◆ **Work instruction**:
For the records that follow, say how many lines have the word "database" in them. Write the number and nothing more.

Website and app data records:
....
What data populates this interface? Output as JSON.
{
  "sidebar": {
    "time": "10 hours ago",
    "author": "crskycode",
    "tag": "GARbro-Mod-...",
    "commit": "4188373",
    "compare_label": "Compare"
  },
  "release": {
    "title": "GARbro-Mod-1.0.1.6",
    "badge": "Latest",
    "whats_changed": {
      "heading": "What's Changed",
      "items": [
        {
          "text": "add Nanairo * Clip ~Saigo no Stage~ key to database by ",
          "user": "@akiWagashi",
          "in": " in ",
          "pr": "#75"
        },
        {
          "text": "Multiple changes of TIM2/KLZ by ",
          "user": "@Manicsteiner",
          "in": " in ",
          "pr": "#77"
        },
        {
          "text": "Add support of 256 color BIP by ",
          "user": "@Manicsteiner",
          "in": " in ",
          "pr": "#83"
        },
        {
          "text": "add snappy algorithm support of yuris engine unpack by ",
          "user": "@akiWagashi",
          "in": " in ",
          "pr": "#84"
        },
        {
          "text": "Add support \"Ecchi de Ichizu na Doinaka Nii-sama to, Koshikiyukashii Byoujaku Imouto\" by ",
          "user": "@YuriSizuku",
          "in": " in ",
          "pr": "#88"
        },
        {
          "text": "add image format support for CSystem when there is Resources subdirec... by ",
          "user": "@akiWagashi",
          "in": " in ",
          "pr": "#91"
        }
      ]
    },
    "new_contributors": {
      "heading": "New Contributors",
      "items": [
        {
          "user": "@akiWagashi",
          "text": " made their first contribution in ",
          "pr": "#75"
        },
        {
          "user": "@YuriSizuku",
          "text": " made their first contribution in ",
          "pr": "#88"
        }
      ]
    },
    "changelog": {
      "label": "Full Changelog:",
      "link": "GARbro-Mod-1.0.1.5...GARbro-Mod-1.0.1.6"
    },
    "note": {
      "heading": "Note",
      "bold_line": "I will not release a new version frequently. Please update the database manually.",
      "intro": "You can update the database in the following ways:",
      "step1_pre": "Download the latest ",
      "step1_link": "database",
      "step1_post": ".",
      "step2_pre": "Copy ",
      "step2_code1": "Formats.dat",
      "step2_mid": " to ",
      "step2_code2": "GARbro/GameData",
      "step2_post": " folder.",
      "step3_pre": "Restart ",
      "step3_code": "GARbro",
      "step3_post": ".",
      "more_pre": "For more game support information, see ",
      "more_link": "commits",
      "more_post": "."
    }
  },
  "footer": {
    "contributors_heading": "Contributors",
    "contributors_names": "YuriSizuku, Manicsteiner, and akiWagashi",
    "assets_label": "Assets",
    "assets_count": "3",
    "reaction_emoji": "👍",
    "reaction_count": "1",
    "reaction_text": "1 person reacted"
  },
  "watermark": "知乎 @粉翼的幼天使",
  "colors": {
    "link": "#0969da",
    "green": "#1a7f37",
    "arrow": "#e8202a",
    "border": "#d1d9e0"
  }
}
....
◆ **Answer area**:
4